The effects of war stretch far beyond the battlefield, reshaping the lives of soldiers who serve and the societies they return to.

Yale political scientist Steven Wilkinson discussed the unpredictable ways in which war impacts lives in a conversation with students at the Yale School of Management on December 7. The Nilekani Professor of Political Science and professor at the Institution for Social and Policy Studies, Wilkinson spoke as part of Convening Yale, a lecture series that invites scholars from across Yale to share their research with SOM students.

Wilkinson studies the effects of wars on nations and individuals. “Why do some countries adapt better to failure in war than others do?” he asked. “We can ask the same question of the people who serve.”

The author of several books, Wilkinson conducts research that includes an investigation into the causes of ethnic violence, Votes and Violence: Electoral Competition and Ethnic Riots in India (Cambridge, 2004) He has also studied corruption in politics and coedited the book Patrons, Clients or Politics: Patterns of Political Accountability and Competition (Cambridge, 2007). His most recent book is Army and Nation: The Military and Indian Democracy since Independence (Harvard, 2015), which examines why India has stayed a democracy when many other former colonies, including neighbor Pakistan, have not.

Wilkinson is now working with coauthor Saumitra Jha on a book titled War and Political Change. The first part, on the role of veterans in the partition of India, came out in the American Political Science Review. The next part will examine the role of French veterans of the American War of Independence in the French Revolution.

“Our research has shown that veterans become more effective at political change when they return home,” Wilkinson said. Wartime experiences, including the development of social cohesion among soldiers and the acquisition of skills like the improvisational ability that soldiers learn in combat, have helped spur political and institutional change in some nations.

“Skills that people acquire in combat can play an important role in collective action,” Wilkinson said.

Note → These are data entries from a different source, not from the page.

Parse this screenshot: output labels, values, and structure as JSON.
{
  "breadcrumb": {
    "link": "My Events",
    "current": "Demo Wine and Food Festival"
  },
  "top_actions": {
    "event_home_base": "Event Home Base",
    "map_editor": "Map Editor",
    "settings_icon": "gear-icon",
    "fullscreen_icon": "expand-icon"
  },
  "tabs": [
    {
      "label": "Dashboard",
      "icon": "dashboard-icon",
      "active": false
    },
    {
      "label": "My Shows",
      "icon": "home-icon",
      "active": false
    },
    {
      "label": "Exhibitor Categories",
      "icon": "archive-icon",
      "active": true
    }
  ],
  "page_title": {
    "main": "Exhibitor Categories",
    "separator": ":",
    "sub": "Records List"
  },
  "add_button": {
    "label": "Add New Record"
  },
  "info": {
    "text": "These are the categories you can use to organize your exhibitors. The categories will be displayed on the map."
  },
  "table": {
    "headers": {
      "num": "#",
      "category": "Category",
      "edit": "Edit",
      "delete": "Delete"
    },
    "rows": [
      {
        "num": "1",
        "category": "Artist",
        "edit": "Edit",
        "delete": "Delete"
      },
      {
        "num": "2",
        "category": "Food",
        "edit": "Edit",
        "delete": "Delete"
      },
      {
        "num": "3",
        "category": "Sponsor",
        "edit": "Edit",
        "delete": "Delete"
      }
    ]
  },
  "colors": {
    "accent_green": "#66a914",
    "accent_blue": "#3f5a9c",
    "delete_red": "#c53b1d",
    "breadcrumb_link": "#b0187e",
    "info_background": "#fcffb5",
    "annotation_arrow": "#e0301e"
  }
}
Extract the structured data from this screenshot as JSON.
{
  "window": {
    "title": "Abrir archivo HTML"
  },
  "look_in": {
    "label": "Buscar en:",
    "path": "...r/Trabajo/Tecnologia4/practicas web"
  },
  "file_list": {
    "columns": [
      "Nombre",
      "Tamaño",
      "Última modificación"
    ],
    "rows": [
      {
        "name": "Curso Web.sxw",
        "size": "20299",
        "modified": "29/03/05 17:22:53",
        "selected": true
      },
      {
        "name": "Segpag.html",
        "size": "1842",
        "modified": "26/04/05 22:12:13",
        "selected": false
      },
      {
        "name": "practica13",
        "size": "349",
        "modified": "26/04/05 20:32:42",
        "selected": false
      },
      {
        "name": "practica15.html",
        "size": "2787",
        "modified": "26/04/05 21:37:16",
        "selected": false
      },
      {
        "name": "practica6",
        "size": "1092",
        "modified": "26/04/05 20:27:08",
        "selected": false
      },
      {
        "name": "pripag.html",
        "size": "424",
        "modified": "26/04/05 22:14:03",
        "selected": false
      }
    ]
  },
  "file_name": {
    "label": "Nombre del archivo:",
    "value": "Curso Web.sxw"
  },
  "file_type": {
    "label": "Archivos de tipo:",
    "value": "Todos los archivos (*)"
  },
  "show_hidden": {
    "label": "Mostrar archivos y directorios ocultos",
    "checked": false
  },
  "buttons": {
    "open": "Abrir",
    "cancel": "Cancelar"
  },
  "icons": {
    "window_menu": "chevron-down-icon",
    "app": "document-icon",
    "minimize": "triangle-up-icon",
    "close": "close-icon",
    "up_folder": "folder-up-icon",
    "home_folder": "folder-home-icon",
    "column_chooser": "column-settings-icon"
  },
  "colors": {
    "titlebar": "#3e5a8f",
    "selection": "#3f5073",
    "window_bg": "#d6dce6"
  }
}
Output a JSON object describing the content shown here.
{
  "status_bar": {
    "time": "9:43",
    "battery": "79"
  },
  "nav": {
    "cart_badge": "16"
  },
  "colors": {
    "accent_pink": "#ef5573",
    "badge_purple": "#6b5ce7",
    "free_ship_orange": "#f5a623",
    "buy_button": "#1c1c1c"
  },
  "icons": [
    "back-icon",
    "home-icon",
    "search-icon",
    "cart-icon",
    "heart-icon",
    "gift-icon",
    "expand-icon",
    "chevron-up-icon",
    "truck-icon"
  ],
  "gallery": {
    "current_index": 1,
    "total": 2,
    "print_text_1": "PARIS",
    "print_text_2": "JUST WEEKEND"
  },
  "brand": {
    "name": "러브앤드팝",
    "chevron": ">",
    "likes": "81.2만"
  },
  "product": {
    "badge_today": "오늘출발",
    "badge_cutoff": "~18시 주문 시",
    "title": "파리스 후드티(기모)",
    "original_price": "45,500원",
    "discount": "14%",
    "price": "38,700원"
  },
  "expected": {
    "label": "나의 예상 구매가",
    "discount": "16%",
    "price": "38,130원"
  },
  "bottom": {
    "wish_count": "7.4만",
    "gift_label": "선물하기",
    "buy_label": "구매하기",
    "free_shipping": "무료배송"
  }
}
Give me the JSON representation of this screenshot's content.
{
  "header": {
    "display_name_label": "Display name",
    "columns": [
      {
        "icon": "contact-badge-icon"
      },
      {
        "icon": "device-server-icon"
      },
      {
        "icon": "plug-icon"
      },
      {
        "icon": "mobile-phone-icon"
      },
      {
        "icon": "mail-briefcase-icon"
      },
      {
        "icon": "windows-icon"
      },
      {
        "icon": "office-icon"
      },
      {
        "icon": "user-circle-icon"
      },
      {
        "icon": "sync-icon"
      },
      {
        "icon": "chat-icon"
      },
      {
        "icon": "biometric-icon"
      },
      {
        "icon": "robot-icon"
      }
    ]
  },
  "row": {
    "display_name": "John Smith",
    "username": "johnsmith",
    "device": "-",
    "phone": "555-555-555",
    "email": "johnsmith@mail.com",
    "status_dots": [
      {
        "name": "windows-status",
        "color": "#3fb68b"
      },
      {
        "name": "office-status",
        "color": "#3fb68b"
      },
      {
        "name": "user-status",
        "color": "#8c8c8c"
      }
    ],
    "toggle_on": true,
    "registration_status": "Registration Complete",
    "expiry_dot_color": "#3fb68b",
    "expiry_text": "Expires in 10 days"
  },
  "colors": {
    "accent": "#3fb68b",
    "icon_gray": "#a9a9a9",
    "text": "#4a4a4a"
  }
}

One of the challenges of Wilkinson’s work is devising a means of collecting accurate data on veterans that accounts and adjusts for the conditions under which they entered the armed forces, as well as their educational and socioeconomic status.

Wilkinson said that he was eager to learn about the qualitative skills and approaches that business leaders would bring to research like his. “You are likely to have a lot of information about how organizations work and how individuals learn,” he explained. “Business leaders approach learning and human capital issues in unique ways.”